Eventually, the networking of multiple databases, or cloud computing as we call it today, improved processing times by enabling data queries and updates to be handled simultaneously. Growth in technology, along with rising demand to understand the insights that data holds, led us to Big Data. Organizations now have more access to information than ever before, but for most it’s too complicated to understand.
Where are we today? Instant analytics, current technology, and the need for mobile
Prompted by increasing pressure on data analysts to offer continuously updated reports, today’s advanced BI systems can query and process databases so quickly that metrics are streamlined and organized on user-friendly visualized dashboards. These dashboards solve the problem of time and complexity in data analysis and enable company leaders to make informed decisions within hours or minutes.
The incredible processing power of cloud-networked data warehouses creates connections between multiple BI systems that provide organizations with a holistic view of operational analytics. Until the iPhone was introduced, access to this knowledge was limited to desktop computers.
Before smartphones, Big Data was historically an enterprise function and many analysts thought enterprise for mobile wouldn’t work. But, the business need for mobile intelligence was too strong to ignore. Retailers needed to put information in the hands of operations, merchandising, and regional managers. Pharmaceutical companies needed to provide data to droves of sales representatives. Marketers needed access to metrics when traveling to client meetings and conferences. And the list goes on.
Mobile BI meets these needs by connecting with multiple databases to provide critical information to remote workers through interactive data visualizations. Today, mobile BI gives organizations the freedom to conduct business from anywhere across the globe.
Unfortunately, most BI providers still rely on desktop-powered data analysis and configuration, as well as connections to cloud-based server farms. And porting enterprise solutions to mobile often leads to a poor user experience.
Mobile-first data visualization companies that focus on user experience and in-memory analytics better serve business needs by cutting down on time to analyze. Eventually, companies that embrace mobile processing power and AI will give way to a new era in reporting and decision-making.
Artificial intelligence and automated decisions
Gartner predicts that by 2017, most business users will have access to self-service tools. As this happens, the burden on non-analytical users to understand and make data-driven decisions will increase.
As BI systems and mobile processing power evolve, a company’s competitive advantage could come down to minutes or nanoseconds, based on how quickly data is processed and visualized and how well non-IT users can gain insights from that information. Mobile data visualization will become an even more critical component, as companies will no longer have the luxury of waiting for executives behind desks to make decisions while their competitors beat them in the field.

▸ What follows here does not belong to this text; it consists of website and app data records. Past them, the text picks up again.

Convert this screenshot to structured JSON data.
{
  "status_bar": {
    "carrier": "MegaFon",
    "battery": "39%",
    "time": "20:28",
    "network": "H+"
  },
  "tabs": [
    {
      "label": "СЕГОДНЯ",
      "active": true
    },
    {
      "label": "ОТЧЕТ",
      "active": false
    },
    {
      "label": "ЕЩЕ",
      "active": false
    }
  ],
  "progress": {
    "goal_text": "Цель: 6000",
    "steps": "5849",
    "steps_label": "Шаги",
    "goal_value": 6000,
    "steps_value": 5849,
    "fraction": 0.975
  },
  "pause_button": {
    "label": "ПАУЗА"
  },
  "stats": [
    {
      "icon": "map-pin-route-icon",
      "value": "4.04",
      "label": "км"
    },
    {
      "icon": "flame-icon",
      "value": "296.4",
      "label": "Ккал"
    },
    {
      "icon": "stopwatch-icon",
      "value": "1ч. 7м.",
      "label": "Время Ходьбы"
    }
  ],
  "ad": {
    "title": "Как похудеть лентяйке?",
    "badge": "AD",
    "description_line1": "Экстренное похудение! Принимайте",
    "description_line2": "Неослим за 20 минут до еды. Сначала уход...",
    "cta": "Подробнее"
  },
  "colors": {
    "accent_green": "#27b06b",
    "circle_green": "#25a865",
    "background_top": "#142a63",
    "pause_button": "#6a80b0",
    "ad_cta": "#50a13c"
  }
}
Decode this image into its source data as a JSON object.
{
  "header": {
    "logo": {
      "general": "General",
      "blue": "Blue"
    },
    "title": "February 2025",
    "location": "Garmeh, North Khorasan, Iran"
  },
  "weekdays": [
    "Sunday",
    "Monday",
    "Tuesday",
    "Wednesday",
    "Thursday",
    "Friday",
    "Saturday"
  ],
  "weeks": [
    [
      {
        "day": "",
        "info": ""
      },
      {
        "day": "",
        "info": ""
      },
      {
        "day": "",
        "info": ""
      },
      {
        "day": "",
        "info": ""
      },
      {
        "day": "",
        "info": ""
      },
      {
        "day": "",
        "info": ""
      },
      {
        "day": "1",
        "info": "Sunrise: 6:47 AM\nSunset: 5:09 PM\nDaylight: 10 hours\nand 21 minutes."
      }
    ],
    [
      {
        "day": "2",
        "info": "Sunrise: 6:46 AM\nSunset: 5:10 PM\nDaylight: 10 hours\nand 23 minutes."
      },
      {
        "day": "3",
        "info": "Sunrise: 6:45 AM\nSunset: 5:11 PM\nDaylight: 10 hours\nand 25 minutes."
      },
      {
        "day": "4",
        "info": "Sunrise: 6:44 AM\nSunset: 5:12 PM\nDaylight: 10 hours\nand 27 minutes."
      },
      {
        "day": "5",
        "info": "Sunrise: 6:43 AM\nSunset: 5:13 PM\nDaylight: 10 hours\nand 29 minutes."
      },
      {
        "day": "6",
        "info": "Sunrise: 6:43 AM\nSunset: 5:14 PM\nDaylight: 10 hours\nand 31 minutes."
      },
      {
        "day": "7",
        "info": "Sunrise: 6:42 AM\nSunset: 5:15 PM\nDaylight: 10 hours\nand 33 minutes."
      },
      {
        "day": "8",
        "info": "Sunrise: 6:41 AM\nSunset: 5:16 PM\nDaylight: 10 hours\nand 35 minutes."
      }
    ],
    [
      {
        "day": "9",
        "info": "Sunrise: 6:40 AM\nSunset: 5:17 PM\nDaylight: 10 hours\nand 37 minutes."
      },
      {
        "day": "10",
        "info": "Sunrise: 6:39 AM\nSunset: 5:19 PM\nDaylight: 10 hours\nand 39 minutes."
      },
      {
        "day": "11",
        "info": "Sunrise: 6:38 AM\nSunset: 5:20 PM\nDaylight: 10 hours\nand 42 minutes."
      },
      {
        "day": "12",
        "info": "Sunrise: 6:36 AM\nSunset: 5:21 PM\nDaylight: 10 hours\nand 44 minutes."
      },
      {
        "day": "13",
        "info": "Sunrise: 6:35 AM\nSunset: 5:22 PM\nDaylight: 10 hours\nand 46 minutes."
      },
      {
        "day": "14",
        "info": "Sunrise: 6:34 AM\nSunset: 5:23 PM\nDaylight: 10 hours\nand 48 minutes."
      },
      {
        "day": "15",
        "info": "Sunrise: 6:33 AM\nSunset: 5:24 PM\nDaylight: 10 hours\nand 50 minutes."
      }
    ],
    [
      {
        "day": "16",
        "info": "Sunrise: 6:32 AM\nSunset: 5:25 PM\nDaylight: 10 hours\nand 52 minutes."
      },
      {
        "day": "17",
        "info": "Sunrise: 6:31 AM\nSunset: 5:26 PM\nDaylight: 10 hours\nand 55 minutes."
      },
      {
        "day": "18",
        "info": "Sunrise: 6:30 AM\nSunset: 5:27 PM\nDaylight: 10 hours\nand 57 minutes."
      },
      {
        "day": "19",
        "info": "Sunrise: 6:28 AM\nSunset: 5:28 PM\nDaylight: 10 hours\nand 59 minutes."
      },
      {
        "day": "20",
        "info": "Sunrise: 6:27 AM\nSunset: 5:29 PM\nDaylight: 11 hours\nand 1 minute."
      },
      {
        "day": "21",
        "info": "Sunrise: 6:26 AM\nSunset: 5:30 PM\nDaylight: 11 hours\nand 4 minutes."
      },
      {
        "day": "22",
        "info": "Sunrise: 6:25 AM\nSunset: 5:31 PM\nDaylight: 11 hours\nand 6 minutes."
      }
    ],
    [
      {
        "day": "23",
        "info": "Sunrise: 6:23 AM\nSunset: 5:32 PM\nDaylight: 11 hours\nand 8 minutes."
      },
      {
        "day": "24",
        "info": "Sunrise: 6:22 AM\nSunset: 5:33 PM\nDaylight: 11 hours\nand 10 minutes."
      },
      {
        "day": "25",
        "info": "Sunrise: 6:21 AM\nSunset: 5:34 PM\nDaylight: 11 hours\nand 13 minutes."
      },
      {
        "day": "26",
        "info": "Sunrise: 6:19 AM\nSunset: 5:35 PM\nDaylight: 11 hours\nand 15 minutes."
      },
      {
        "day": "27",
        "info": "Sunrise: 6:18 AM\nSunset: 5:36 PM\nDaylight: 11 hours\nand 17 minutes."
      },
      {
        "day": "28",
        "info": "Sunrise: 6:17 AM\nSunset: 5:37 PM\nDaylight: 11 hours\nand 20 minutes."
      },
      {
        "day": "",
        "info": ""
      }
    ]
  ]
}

Additionally, AI will automate certain operations that currently require human decision-makers, enabling a level of efficiency we never thought possible.
Freed from these tasks, and armed with unimaginable insights, the future survival of enterprise organizations and SMBs alike will depend on the tools they have in place and the cleverness of their employees. As Turing taught us, competitive intelligence and creativity has been, and will always be important.
To ensure success for the next 50 years, business leaders should align their organizations with mobile tools that deliver instant, dynamic analytics. Because when technology levels the playing field, adaptable organizations will be the ones that live on.
Learn more about mobile analytics by reading the other blogs in our mobile series.